→ **Provided data**:
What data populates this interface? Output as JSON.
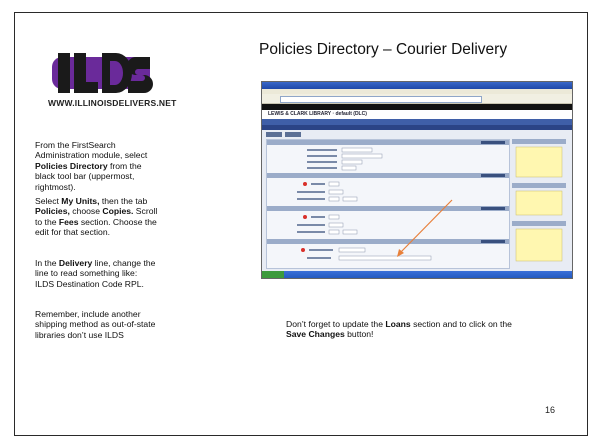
{
  "slide": {
    "title": "Policies Directory – Courier Delivery",
    "page_number": "16"
  },
  "logo": {
    "text": "ILDS",
    "url_text": "WWW.ILLINOISDELIVERS.NET",
    "colors": {
      "dark": "#1a1a1a",
      "purple": "#6a2a9a"
    }
  },
  "instructions": {
    "p1": {
      "a": "From the FirstSearch Administration module, select ",
      "b": "Policies Directory",
      "c": " from  the black tool bar (uppermost, rightmost)."
    },
    "p2": {
      "a": "Select ",
      "b": "My Units,",
      "c": " then the tab ",
      "d": "Policies,",
      "e": " choose ",
      "f": "Copies.",
      "g": " Scroll to the ",
      "h": "Fees",
      "i": " section. Choose the edit for that section."
    },
    "p3": {
      "a": "In the ",
      "b": "Delivery",
      "c": " line, change the line to read something like:",
      "d": "ILDS Destination Code RPL."
    },
    "p4": {
      "a": "Remember, include another shipping method as out-of-state libraries don’t use ILDS"
    }
  },
  "caption": {
    "a": "Don’t forget to update the ",
    "b": "Loans",
    "c": " section and to click on the ",
    "d": "Save Changes",
    "e": " button!"
  },
  "screenshot": {
    "brand": "LEWIS & CLARK LIBRARY · default (DLC)",
    "arrow_color": "#e8803a",
    "highlight_color": "#d9302a",
    "note_color": "#fff7b0"
  }
}
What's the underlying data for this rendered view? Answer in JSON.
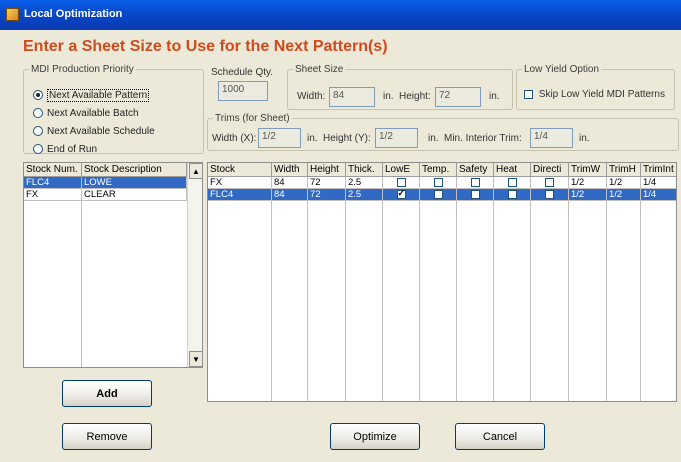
{
  "window": {
    "title": "Local Optimization"
  },
  "heading": "Enter a Sheet Size to Use for the Next Pattern(s)",
  "priority": {
    "legend": "MDI Production Priority",
    "options": [
      {
        "label": "Next Available Pattern",
        "selected": true
      },
      {
        "label": "Next Available Batch",
        "selected": false
      },
      {
        "label": "Next Available Schedule",
        "selected": false
      },
      {
        "label": "End of Run",
        "selected": false
      }
    ]
  },
  "schedule": {
    "legend": "Schedule Qty.",
    "value": "1000"
  },
  "sheet": {
    "legend": "Sheet Size",
    "width_label": "Width:",
    "width_value": "84",
    "unit": "in.",
    "height_label": "Height:",
    "height_value": "72"
  },
  "low_yield": {
    "legend": "Low Yield Option",
    "label": "Skip Low Yield MDI Patterns",
    "checked": false
  },
  "trims": {
    "legend": "Trims (for Sheet)",
    "width_label": "Width (X):",
    "width_value": "1/2",
    "unit": "in.",
    "height_label": "Height (Y):",
    "height_value": "1/2",
    "min_label": "Min. Interior Trim:",
    "min_value": "1/4"
  },
  "stock_list": {
    "headers": [
      "Stock Num.",
      "Stock Description"
    ],
    "rows": [
      {
        "num": "FLC4",
        "desc": "LOWE",
        "selected": true
      },
      {
        "num": "FX",
        "desc": "CLEAR",
        "selected": false
      }
    ]
  },
  "stock_grid": {
    "headers": [
      "Stock",
      "Width",
      "Height",
      "Thick.",
      "LowE",
      "Temp.",
      "Safety",
      "Heat",
      "Directi",
      "TrimW",
      "TrimH",
      "TrimInt"
    ],
    "rows": [
      {
        "stock": "FX",
        "width": "84",
        "height": "72",
        "thick": "2.5",
        "lowe": false,
        "temp": false,
        "safety": false,
        "heat": false,
        "direct": false,
        "trimw": "1/2",
        "trimh": "1/2",
        "trimint": "1/4",
        "selected": false
      },
      {
        "stock": "FLC4",
        "width": "84",
        "height": "72",
        "thick": "2.5",
        "lowe": true,
        "temp": false,
        "safety": false,
        "heat": false,
        "direct": false,
        "trimw": "1/2",
        "trimh": "1/2",
        "trimint": "1/4",
        "selected": true
      }
    ]
  },
  "buttons": {
    "add": "Add",
    "remove": "Remove",
    "optimize": "Optimize",
    "cancel": "Cancel"
  },
  "icons": {
    "title": "app-window-icon",
    "scroll_up": "arrow-up-icon",
    "scroll_down": "arrow-down-icon"
  }
}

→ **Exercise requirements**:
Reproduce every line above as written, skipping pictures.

→ **Exercise answer**:
What data populates this interface? Output as JSON.
{
  "slide": {
    "title": "Policies Directory – Courier Delivery",
    "page_number": "16"
  },
  "logo": {
    "text": "ILDS",
    "url_text": "WWW.ILLINOISDELIVERS.NET",
    "colors": {
      "dark": "#1a1a1a",
      "purple": "#6a2a9a"
    }
  },
  "instructions": {
    "p1": {
      "a": "From the FirstSearch Administration module, select ",
      "b": "Policies Directory",
      "c": " from  the black tool bar (uppermost, rightmost)."
    },
    "p2": {
      "a": "Select ",
      "b": "My Units,",
      "c": " then the tab ",
      "d": "Policies,",
      "e": " choose ",
      "f": "Copies.",
      "g": " Scroll to the ",
      "h": "Fees",
      "i": " section. Choose the edit for that section."
    },
    "p3": {
      "a": "In the ",
      "b": "Delivery",
      "c": " line, change the line to read something like:",
      "d": "ILDS Destination Code RPL."
    },
    "p4": {
      "a": "Remember, include another shipping method as out-of-state libraries don’t use ILDS"
    }
  },
  "caption": {
    "a": "Don’t forget to update the ",
    "b": "Loans",
    "c": " section and to click on the ",
    "d": "Save Changes",
    "e": " button!"
  },
  "screenshot": {
    "brand": "LEWIS & CLARK LIBRARY · default (DLC)",
    "arrow_color": "#e8803a",
    "highlight_color": "#d9302a",
    "note_color": "#fff7b0"
  }
}
What's the underlying data for this rendered view? Answer in JSON.
{
  "window": {
    "title": "Local Optimization"
  },
  "heading": "Enter a Sheet Size to Use for the Next Pattern(s)",
  "priority": {
    "legend": "MDI Production Priority",
    "options": [
      {
        "label": "Next Available Pattern",
        "selected": true
      },
      {
        "label": "Next Available Batch",
        "selected": false
      },
      {
        "label": "Next Available Schedule",
        "selected": false
      },
      {
        "label": "End of Run",
        "selected": false
      }
    ]
  },
  "schedule": {
    "legend": "Schedule Qty.",
    "value": "1000"
  },
  "sheet": {
    "legend": "Sheet Size",
    "width_label": "Width:",
    "width_value": "84",
    "unit": "in.",
    "height_label": "Height:",
    "height_value": "72"
  },
  "low_yield": {
    "legend": "Low Yield Option",
    "label": "Skip Low Yield MDI Patterns",
    "checked": false
  },
  "trims": {
    "legend": "Trims (for Sheet)",
    "width_label": "Width (X):",
    "width_value": "1/2",
    "unit": "in.",
    "height_label": "Height (Y):",
    "height_value": "1/2",
    "min_label": "Min. Interior Trim:",
    "min_value": "1/4"
  },
  "stock_list": {
    "headers": [
      "Stock Num.",
      "Stock Description"
    ],
    "rows": [
      {
        "num": "FLC4",
        "desc": "LOWE",
        "selected": true
      },
      {
        "num": "FX",
        "desc": "CLEAR",
        "selected": false
      }
    ]
  },
  "stock_grid": {
    "headers": [
      "Stock",
      "Width",
      "Height",
      "Thick.",
      "LowE",
      "Temp.",
      "Safety",
      "Heat",
      "Directi",
      "TrimW",
      "TrimH",
      "TrimInt"
    ],
    "rows": [
      {
        "stock": "FX",
        "width": "84",
        "height": "72",
        "thick": "2.5",
        "lowe": false,
        "temp": false,
        "safety": false,
        "heat": false,
        "direct": false,
        "trimw": "1/2",
        "trimh": "1/2",
        "trimint": "1/4",
        "selected": false
      },
      {
        "stock": "FLC4",
        "width": "84",
        "height": "72",
        "thick": "2.5",
        "lowe": true,
        "temp": false,
        "safety": false,
        "heat": false,
        "direct": false,
        "trimw": "1/2",
        "trimh": "1/2",
        "trimint": "1/4",
        "selected": true
      }
    ]
  },
  "buttons": {
    "add": "Add",
    "remove": "Remove",
    "optimize": "Optimize",
    "cancel": "Cancel"
  },
  "icons": {
    "title": "app-window-icon",
    "scroll_up": "arrow-up-icon",
    "scroll_down": "arrow-down-icon"
  }
}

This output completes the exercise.